It seems I’ve been writing virtually nonstop for the past two months about death, war, privation, political hypocrisy and human cruelty. That’s why it’s almost a breath of fresh air to write about something personal, very personal: my eldest son starts kindergarten tomorrow.
I don’t know who’s feeling more trepidatious, Jonah or us. He hasn’t expressed any overt anxiety about the milestone. In fact, we believe he’s more than ready for the challenge. He’s the sort of kid who thrives on such challenges. He’s outgoing, creative and inquisitive. New environments don’t phase him much. But how else do you explain a child who’s not tried to sleep with us since he was an itty bitty baby, suddenly snuggling in bed with mommy in the middle of the night several nights in a row? My wife just called me up from the computer to see him curled up and sleeping in the very corner of our bed.
Jonah has always been precious to us since we’re older parents who required an egg donor fertility procedure to have him in the first place. But when you see something like that it makes him even more precious. You just want to take him in your arms and cuddle with him saying: “It will be all right sweetie. I swear it will.” Of course, he was sound asleep when I carried him back to his bed. I know my wife half wanted to have him sleep next to her all night as a way to compensate for whatever worries he might be feeling about the upcoming transition.
So tomorrow I get to wake up early (I’m usually writing this blog till 2 or 3 AM), pack Jonah and my wife into the car and haul him off to his first day of kindergarten. He’ll be going to TOPS, a Seattle alternative school. It is one of Seattle’s better K-8 schools with an excellent reputation for teaching, parental involvement and innovative programming.
When he got in we thought we’d won the lottery. That’s literally the way this particular school admits its students–by lottery. I don’t know how many applicants there were but it must’ve been in the thousands. Only 17 new students were chosen. And Jonah was one. How lucky!
I remember back a few months when we first found out he’d been selected. We were going through a particularly bad streak of luck. My wife had a detached retina which scared the living daylight out of her since she’s a lawyer to whom her eyesight is critical in her line of work. She had a bad patch at her job and we were contemplating having to move back to New York City (where we both grew up) in order to find legal work appropriate for her senior litigation background. Things just weren’t looking good. Each day we had to face new things about Seattle which we loved and which we’d miss when we moved back to NY. We thought sadly about selling a house we’ve loved; about losing our beloved kid-friendly parks like Madrona Beach and Volunteer Park; about losing our perfect NW summers. It was all so heart-rending.

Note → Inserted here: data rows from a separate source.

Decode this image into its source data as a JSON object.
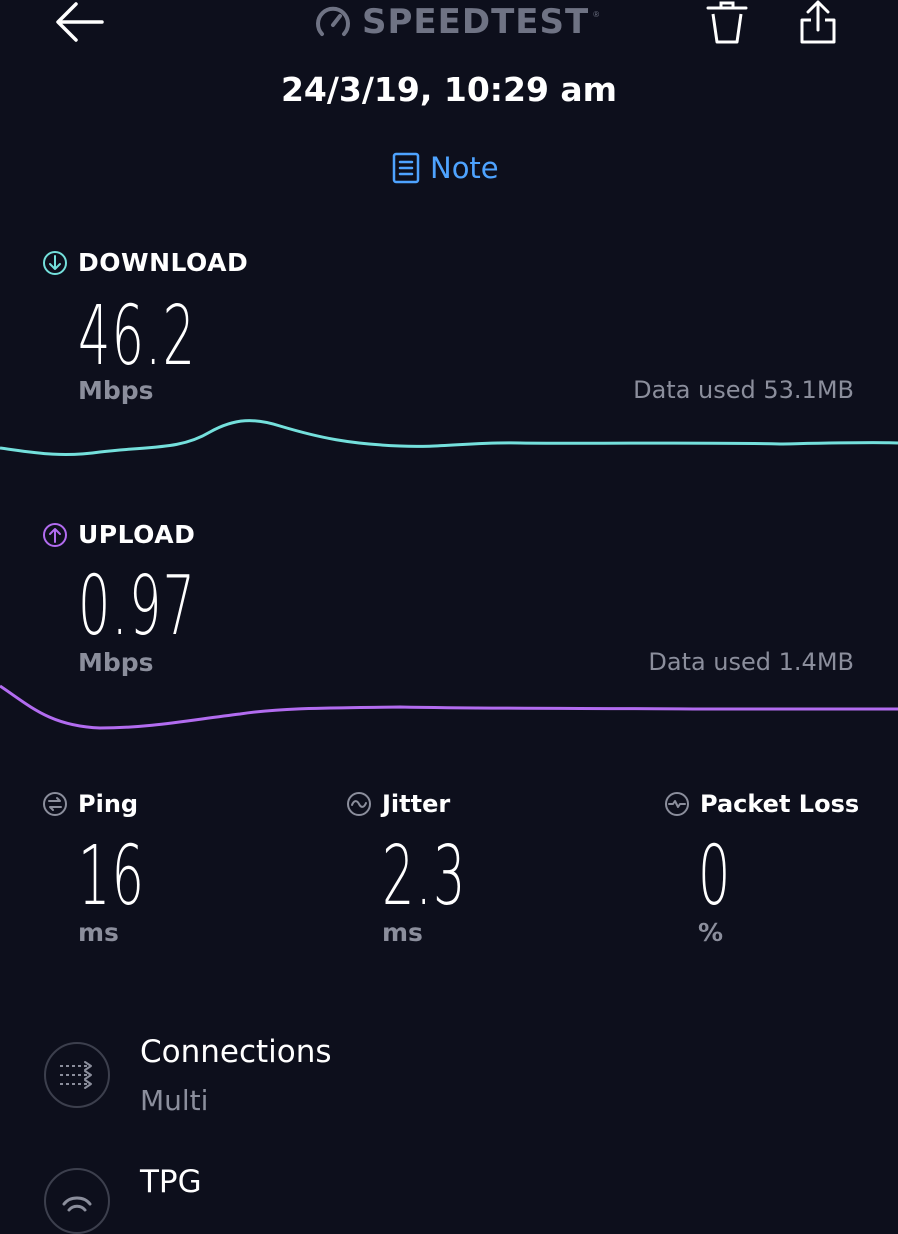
{
  "header": {
    "brand": "SPEEDTEST",
    "brand_mark": "®",
    "back_icon": "arrow-left-icon",
    "trash_icon": "trash-icon",
    "share_icon": "share-icon"
  },
  "result": {
    "datetime": "24/3/19, 10:29 am",
    "note_label": "Note"
  },
  "download": {
    "title": "DOWNLOAD",
    "value": "46.2",
    "unit": "Mbps",
    "data_used": "Data used 53.1MB",
    "color": "#74e0dc"
  },
  "upload": {
    "title": "UPLOAD",
    "value": "0.97",
    "unit": "Mbps",
    "data_used": "Data used 1.4MB",
    "color": "#b26cf0"
  },
  "stats": {
    "ping": {
      "title": "Ping",
      "value": "16",
      "unit": "ms"
    },
    "jitter": {
      "title": "Jitter",
      "value": "2.3",
      "unit": "ms"
    },
    "packet_loss": {
      "title": "Packet Loss",
      "value": "0",
      "unit": "%"
    }
  },
  "info": {
    "connections": {
      "title": "Connections",
      "value": "Multi"
    },
    "provider": {
      "title": "TPG"
    }
  }
}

That’s why Jonah’s acceptance at TOPS came like a bolt of lightning out of the blue. We thought: “Is this some kind of attempt to ameliorate our suffering just a bit by giving us at least one single silver lining amidst all those clouds?” Of course, at that time we weren’t even certain Jonah would get to go to TOPS since we were teetering on the brink of leaving.
Luckily, Lane Powell, another Seattle law firm recognized Janis’ talents and offered her a position. And her retina has healed quite nicely (though in these cases they never return precisely to their previous state) thanks to the wonderful care of Dr. David Saperstein at the UW Medical Center (alas, he’s leaving too).
Now, we’re sitting pretty and Jonah gets to go to TOPS after all. But his parents are slight basket cases about it all. Maybe someone who’s been through this can shed some light on why we feel this way: all sentimental and slightly teary. After all, it’s not like he’s leaving us. Last year, he went to Secret Garden Preschool (oh how we love that place!) four hours a day and four days a week. At TOPS, he’ll have a 6 hour day. So what’s the difference? It’s not like he’s leaving home for college (ugh–another milestone to face). He’ll be right here with us every day. Maybe it has something to do with our tender feelings for him and realizing that he’s making a transition to a more independent state in which he’ll need us less (or differently, at least). Who knows?
But one thing’s for certain: Jonah starts kindergarten tomorrow whether we’re ready or not.